Pope Francis Takes 12 Syrian Muslim Refugees To Rome After His Visit To Greece

Pope Francis, who was on a visit to Greece to take stock of the European migrant crisis, has in an unprecedented move brought 12 Muslim refugees from Syria – to Rome on the Papal plane. The 12 refugees include six children belonging to three different families who were lodged in a detention center in Greece.

According to The New York Times, the refugees taken to Rome by Pope Francis consisted of three families who have all been affected by the war in Syria. The Vatican has issued an official press release announcing the development. The announcement came just after Pope Francis departed from the Greek island of Lesbos following his one-day trip to the country. All the 12 families would be cared for in Rome, the statement confirmed.

The statement read the following.

“Pope Francis has desired to make a gesture of welcome regarding refugees, accompanying on his plane to Rome three families of refugees from Syria, 12 people in all, including six children. These are all people who were already in camps in Lesbos before the agreement between the European Union and Turkey.”

“The Pope’s initiative was brought to fruition through negotiations carried out by the Secretariat of State with the competent Greek and Italian authorities.”

“All the members of the three families are Muslims. Two families come from Damascus, and one from Deir Azzor, in the area occupied by Daesh. Their homes had been bombed.”

“The Vatican will take responsibility for bringing in and maintaining the three families. The initial hospitality will be taken care of by the Sant’Egidio Community.”

Pope Francis also paid a visit to the Moria refugee camp on the island of Lesbos accompanied by several leaders of Eastern Orthodox Christian churches. In an announcement made there, Pope Francis said the following.

“We have come to call the attention of the world to this grave humanitarian crisis and to plead for its resolution. As people of faith, we wish to join our voices to speak out on your behalf. We hope that the world will heed these scenes of tragic and indeed desperate need, and respond in a way worthy of our common humanity.”

Apart from Pope Francis, Ecumenical Patriarch Bartholomew, the spiritual leader of the world’s Eastern Orthodox Christians who also was accompanying him, also spoke at the refugee camp. In a blunt reminder to the European Union, he told the European people and their leaders that Christians and others are judged on how they treat the weak and powerless.

“The world will be judged by the way it has treated you. And we will all be accountable for the way we respond to the crisis and conflict in the regions that you come from. The Mediterranean Sea should not be a tomb.”

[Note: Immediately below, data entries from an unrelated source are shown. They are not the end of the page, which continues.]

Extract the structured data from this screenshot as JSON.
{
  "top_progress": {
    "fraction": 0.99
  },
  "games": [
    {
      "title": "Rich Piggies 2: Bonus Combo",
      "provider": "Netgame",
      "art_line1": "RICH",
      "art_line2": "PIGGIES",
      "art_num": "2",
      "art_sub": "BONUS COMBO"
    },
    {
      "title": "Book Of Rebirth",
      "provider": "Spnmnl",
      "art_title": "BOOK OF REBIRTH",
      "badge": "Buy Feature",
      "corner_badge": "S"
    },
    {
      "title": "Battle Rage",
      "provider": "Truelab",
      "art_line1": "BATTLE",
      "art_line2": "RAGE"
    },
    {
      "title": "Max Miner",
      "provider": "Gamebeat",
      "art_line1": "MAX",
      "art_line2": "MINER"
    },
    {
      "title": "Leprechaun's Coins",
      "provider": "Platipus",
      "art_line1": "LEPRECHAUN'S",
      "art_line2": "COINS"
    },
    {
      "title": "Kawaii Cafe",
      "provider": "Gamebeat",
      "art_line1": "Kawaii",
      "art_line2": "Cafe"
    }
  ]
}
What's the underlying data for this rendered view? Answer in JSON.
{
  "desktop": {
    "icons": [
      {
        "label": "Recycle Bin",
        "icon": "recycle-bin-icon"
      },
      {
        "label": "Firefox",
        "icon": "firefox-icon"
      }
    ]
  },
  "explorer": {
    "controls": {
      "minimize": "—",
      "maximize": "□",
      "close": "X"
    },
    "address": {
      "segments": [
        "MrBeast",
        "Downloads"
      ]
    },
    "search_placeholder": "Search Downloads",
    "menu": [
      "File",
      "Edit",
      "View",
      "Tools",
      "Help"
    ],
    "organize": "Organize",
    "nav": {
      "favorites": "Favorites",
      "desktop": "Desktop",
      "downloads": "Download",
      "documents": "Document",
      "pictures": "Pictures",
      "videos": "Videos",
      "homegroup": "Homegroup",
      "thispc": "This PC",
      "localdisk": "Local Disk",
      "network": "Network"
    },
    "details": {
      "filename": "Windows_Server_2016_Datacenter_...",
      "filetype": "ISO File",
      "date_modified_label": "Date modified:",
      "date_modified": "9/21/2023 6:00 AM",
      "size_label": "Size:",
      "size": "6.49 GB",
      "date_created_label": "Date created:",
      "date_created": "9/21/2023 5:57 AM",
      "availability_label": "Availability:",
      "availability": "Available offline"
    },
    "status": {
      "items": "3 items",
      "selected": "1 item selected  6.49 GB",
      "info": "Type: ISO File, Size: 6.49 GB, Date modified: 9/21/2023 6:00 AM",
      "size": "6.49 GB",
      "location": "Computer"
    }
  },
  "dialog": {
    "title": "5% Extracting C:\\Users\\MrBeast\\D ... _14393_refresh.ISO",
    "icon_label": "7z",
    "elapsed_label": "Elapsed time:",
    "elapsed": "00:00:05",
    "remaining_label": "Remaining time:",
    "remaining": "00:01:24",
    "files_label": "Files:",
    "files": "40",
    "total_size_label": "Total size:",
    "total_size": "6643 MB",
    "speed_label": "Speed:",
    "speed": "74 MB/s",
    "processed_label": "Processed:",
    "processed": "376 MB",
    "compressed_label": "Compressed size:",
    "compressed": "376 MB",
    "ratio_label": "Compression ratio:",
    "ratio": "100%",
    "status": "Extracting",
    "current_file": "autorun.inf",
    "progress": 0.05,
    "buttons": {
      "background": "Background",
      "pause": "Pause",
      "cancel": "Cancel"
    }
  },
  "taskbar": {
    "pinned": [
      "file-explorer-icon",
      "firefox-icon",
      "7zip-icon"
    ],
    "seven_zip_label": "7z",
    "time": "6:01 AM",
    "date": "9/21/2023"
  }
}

The detention center in Moria is where refugees are held as they await rulings on their asylum applications. Several refugees have been deported or are waiting to be deported. This is part of a recent agreement struck between Turkey and the European Union. After the deal was struck, there has been a sharp decrease in the number of refugees arriving in Lesbos.

In this photo released by Greek Prime Minister's office on Saturday, April 16, 2016, Pope Francis, center, Ecumenical Patriarch Bartholomew I, left, and Greek Orthodox Ieronymos II, sign a joint declaration on the Greek island of Lesbos. Pope Francis implored Europe on Saturday to respond to the migrant crisis on its shores "in a way that is worthy of our common humanity," during an emotional and provocative trip to Greece. (Andrea Bonetti/Greek Prime Minister's Office via AP)

Before his visit to the refugee camps, Pope Francis had an official meeting with Greece’s prime minister, Alexis Tsipras.

While the refugee crisis in the Middle East and Africa began back in 2013, it was beginning last summer that there was a huge upsurge in their numbers. Hundreds of refugees, mostly from Syria and Iraq lost their lives after paying smugglers money to help them travel to Europe via a short sea route from Turkey. The number of refugees kept on increasing forcing several countries to restrict or close their borders to stop their inflow. The European Union plunged into a political crisis as they several countries struggled to take in these refugees.

[Andrea Bonetti/Greek Prime Minister’s Office via AP]